Urology Annals
About UA | Search | Ahead of print | Current Issue | Archives | Instructions | Online submissionLogin 
Urology Annals
  Editorial Board | Subscribe | Advertise | Contact
Users Online: 3052   Home Print this page  Email this page Small font size Default font size Increase font size
ORIGINAL ARTICLE
Year : 2012  |  Volume : 4  |  Issue : 2  |  Page : 84-88

Results of low threshold to biopsy following high-intensity focused ultrasound for localized prostate cancer


Sydney Adventist Hospital Clinical School, University of Sydney, Sydney, Australia

Correspondence Address:
Henry H Woo
PO Box 5017, Wahroonga, NSW 2076, Sydney
Australia
Login to access the Email id


DOI: 10.4103/0974-7796.95551

PMID: 22629002

Rights and Permissions

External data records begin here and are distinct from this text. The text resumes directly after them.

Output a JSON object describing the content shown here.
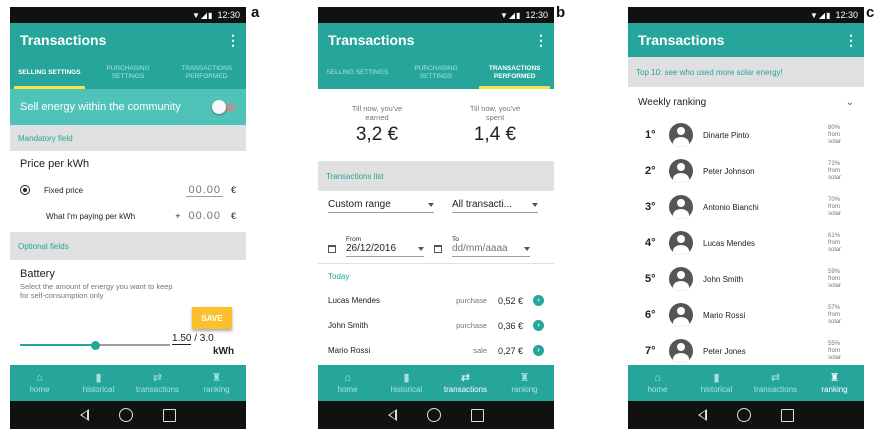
{
  "panel_labels": [
    "a",
    "b",
    "c"
  ],
  "status_time": "12:30",
  "app_title": "Transactions",
  "tabs": [
    "SELLING SETTINGS",
    "PURCHASING SETTINGS",
    "TRANSACTIONS PERFORMED"
  ],
  "nav": [
    {
      "label": "home",
      "icon": "home-icon"
    },
    {
      "label": "historical",
      "icon": "bar-chart-icon"
    },
    {
      "label": "transactions",
      "icon": "swap-arrows-icon"
    },
    {
      "label": "ranking",
      "icon": "trophy-icon"
    }
  ],
  "panel_a": {
    "sell_label": "Sell energy within the community",
    "mandatory_header": "Mandatory field",
    "price_title": "Price per kWh",
    "fixed_price_label": "Fixed price",
    "fixed_price_value": "00.00",
    "currency": "€",
    "paying_label": "What I'm paying per kWh",
    "paying_sign": "+",
    "paying_value": "00.00",
    "optional_header": "Optional fields",
    "battery_title": "Battery",
    "battery_desc": "Select the amount of energy you want to keep for self-consumption only",
    "slider_value": "1.50",
    "slider_max": "/ 3.0",
    "slider_unit": "kWh",
    "slider_fraction": 0.5,
    "save_label": "SAVE"
  },
  "panel_b": {
    "earned_caption": "Till now, you've earned",
    "earned_value": "3,2 €",
    "spent_caption": "Till now, you've spent",
    "spent_value": "1,4 €",
    "list_header": "Transactions list",
    "range_dropdown": "Custom range",
    "type_dropdown": "All transacti...",
    "from_label": "From",
    "from_value": "26/12/2016",
    "to_label": "To",
    "to_placeholder": "dd/mm/aaaa",
    "today_label": "Today",
    "transactions": [
      {
        "name": "Lucas Mendes",
        "type": "purchase",
        "amount": "0,52 €"
      },
      {
        "name": "John Smith",
        "type": "purchase",
        "amount": "0,36 €"
      },
      {
        "name": "Mario Rossi",
        "type": "sale",
        "amount": "0,27 €"
      }
    ]
  },
  "panel_c": {
    "banner": "Top 10: see who used more solar energy!",
    "weekly_label": "Weekly ranking",
    "rankings": [
      {
        "rank": "1°",
        "name": "Dinarte Pinto",
        "pct": "80%",
        "l1": "from",
        "l2": "solar"
      },
      {
        "rank": "2°",
        "name": "Peter Johnson",
        "pct": "72%",
        "l1": "from",
        "l2": "solar"
      },
      {
        "rank": "3°",
        "name": "Antonio Bianchi",
        "pct": "70%",
        "l1": "from",
        "l2": "solar"
      },
      {
        "rank": "4°",
        "name": "Lucas Mendes",
        "pct": "61%",
        "l1": "from",
        "l2": "solar"
      },
      {
        "rank": "5°",
        "name": "John Smith",
        "pct": "59%",
        "l1": "from",
        "l2": "solar"
      },
      {
        "rank": "6°",
        "name": "Mario Rossi",
        "pct": "57%",
        "l1": "from",
        "l2": "solar"
      },
      {
        "rank": "7°",
        "name": "Peter Jones",
        "pct": "55%",
        "l1": "from",
        "l2": "solar"
      }
    ]
  }
}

Context: There are different treatment options for localized prostate cancer. The success of high-intensity focused ultrasound (HIFU) is based largely on biochemical prostate specific antigen (PSA) results. Aims: To evaluate the impact of using a low PSA threshold to perform prostate biopsies after HIFU in order to more accurately gauge treatment success. Settings and Design: Eleven patients underwent HIFU at Sydney Adventist Hospital in Sydney, 10 as primary and 1 as salvage therapy [post external beam radiation therapy (EBRT)]. The median age was 67 years (49-77 years). This was a prospective case series. Materials and Methods: Between 2006 and 2008, the Sonoblate device was used. Prostate biopsies were 12-core biopsies performed under local anesthesia, if PSA was ≥0.5 ng/mL or after two consecutive rises in PSA. The statistical analysis involved prospective data collection of results to calculate median and ranges. Results: The median PSA at diagnosis was 6.7 ng/mL (5.7-10.8 ng/mL). The median follow-up was 16 months (7-26 months). Nine men (82%) had post-HIFU biopsy. The median time to post-HIFU biopsy was 11.6 months (5-20 months), and all nine men had biopsy-proven residual disease. Conclusions: A low threshold to re-biopsy post-HIFU reveals a high local failure rate of 82%. Oncological efficacy is questioned, and using high threshold to biopsy may therefore be overestimating the effectiveness of HIFU as a primary treatment for localized prostate cancer.


[FULL TEXT] [PDF]*
Print this article     Email this article
 Next article
 Previous article
 Table of Contents

 Similar in PUBMED
   Search Pubmed for
   Search in Google Scholar for
 Related articles
 Citation Manager
 Access Statistics
 Reader Comments
 Email Alert *
 Add to My List *
 * Requires registration (Free)
 

 Article Access Statistics
    Viewed2731    
    Printed177    
    Emailed0    
    PDF Downloaded354    
    Comments [Add]    

Recommend this journal